→ Problem to solve
Reproduce the entries below, please. Keep every character the same.

→ Dataset entries
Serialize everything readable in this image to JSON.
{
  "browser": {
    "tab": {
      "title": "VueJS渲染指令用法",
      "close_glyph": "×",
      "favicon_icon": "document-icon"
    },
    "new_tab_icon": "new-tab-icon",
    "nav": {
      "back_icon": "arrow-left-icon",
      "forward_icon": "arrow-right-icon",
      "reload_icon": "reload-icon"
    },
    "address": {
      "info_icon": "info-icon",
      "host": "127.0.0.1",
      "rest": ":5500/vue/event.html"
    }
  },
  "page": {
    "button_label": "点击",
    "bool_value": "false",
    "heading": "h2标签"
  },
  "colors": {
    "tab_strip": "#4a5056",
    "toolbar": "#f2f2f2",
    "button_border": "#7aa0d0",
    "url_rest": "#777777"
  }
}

→ Task result
Serialize everything readable in this image to JSON.
{
  "browser": {
    "tab": {
      "title": "VueJS渲染指令用法",
      "close_glyph": "×",
      "favicon_icon": "document-icon"
    },
    "new_tab_icon": "new-tab-icon",
    "nav": {
      "back_icon": "arrow-left-icon",
      "forward_icon": "arrow-right-icon",
      "reload_icon": "reload-icon"
    },
    "address": {
      "info_icon": "info-icon",
      "host": "127.0.0.1",
      "rest": ":5500/vue/event.html"
    }
  },
  "page": {
    "button_label": "点击",
    "bool_value": "false",
    "heading": "h2标签"
  },
  "colors": {
    "tab_strip": "#4a5056",
    "toolbar": "#f2f2f2",
    "button_border": "#7aa0d0",
    "url_rest": "#777777"
  }
}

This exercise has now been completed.